START Data to use

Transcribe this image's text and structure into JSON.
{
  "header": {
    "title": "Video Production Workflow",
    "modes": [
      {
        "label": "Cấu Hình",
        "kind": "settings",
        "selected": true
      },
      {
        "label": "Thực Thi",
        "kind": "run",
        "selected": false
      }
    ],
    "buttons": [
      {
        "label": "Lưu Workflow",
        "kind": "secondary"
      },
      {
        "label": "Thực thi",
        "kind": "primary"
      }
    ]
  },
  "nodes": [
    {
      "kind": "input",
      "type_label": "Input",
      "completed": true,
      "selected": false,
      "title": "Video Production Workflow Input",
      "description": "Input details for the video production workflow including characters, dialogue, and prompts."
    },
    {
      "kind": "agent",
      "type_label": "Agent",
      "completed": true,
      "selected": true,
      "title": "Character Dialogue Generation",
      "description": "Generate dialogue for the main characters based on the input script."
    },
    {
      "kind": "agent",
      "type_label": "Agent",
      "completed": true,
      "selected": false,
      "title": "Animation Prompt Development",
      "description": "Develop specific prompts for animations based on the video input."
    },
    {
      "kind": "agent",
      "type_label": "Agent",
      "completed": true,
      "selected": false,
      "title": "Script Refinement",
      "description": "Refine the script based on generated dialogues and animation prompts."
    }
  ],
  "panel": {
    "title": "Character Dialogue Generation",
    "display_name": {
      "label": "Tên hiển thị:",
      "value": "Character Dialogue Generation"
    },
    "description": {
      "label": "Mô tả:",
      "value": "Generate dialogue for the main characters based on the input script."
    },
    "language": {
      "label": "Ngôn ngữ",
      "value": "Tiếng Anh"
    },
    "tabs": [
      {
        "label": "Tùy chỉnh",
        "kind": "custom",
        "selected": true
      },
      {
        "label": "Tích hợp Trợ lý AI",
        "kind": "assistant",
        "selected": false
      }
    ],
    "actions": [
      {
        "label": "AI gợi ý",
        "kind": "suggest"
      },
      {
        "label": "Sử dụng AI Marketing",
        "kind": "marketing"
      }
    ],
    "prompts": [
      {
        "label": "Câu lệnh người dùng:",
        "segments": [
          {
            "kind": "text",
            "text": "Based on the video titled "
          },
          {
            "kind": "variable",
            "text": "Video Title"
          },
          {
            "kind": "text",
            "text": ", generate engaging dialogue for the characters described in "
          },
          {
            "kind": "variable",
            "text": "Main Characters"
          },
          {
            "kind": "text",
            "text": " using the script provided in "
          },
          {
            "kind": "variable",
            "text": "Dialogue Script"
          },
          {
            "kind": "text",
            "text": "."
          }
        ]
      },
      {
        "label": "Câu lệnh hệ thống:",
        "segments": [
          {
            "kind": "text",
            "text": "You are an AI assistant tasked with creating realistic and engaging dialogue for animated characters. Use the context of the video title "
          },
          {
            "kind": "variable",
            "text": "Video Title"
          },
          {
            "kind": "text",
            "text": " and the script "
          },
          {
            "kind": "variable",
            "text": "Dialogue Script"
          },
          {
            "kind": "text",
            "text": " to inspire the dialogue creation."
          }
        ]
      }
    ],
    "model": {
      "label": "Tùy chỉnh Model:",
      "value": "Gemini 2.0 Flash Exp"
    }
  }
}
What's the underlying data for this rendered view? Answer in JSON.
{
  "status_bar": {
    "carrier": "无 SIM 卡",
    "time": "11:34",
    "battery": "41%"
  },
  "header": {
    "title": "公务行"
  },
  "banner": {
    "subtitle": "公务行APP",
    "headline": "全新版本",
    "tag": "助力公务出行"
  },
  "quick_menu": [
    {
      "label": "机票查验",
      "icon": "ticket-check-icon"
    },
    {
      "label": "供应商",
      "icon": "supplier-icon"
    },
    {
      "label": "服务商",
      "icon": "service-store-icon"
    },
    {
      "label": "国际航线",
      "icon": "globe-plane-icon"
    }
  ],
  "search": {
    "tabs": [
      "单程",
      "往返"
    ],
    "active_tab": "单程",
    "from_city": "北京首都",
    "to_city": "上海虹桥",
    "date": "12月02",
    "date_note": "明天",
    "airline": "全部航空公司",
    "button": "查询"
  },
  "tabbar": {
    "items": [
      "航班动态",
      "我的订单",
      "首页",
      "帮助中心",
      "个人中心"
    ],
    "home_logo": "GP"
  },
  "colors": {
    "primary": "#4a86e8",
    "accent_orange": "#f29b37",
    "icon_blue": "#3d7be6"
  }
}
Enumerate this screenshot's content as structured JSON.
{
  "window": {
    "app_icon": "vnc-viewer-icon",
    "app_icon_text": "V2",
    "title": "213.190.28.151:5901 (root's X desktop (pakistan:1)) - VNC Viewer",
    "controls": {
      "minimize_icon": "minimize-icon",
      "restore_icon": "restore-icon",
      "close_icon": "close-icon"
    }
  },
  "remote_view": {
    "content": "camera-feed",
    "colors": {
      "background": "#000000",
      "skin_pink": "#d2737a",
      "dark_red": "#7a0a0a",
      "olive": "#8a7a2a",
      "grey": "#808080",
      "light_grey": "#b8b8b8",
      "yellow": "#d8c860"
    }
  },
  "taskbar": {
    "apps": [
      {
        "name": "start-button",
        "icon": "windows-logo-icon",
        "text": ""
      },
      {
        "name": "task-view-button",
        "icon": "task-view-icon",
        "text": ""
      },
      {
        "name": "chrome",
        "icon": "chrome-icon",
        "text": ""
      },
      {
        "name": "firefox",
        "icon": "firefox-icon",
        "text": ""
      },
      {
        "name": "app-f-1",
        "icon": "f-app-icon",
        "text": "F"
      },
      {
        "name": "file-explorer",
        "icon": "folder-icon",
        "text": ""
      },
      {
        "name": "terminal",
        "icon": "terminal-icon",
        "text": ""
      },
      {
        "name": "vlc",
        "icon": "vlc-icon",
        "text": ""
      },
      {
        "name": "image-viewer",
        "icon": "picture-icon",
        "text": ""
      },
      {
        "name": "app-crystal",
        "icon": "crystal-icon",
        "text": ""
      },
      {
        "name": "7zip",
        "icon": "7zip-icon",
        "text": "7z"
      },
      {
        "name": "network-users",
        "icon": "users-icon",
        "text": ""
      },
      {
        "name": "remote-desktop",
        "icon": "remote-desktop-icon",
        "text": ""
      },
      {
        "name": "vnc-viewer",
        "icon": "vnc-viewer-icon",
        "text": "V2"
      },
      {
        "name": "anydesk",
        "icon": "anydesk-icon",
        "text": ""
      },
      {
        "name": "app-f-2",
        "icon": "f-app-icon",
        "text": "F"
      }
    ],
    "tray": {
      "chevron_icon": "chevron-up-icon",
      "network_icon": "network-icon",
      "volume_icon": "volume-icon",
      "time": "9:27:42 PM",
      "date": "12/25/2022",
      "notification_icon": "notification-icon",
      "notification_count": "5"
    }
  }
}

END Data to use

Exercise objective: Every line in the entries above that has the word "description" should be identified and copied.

Result of this task:
      "description": "Input details for the video production workflow including characters, dialogue, and prompts."
      "description": "Generate dialogue for the main characters based on the input script."
      "description": "Develop specific prompts for animations based on the video input."
      "description": "Refine the script based on generated dialogues and animation prompts."
    "description": {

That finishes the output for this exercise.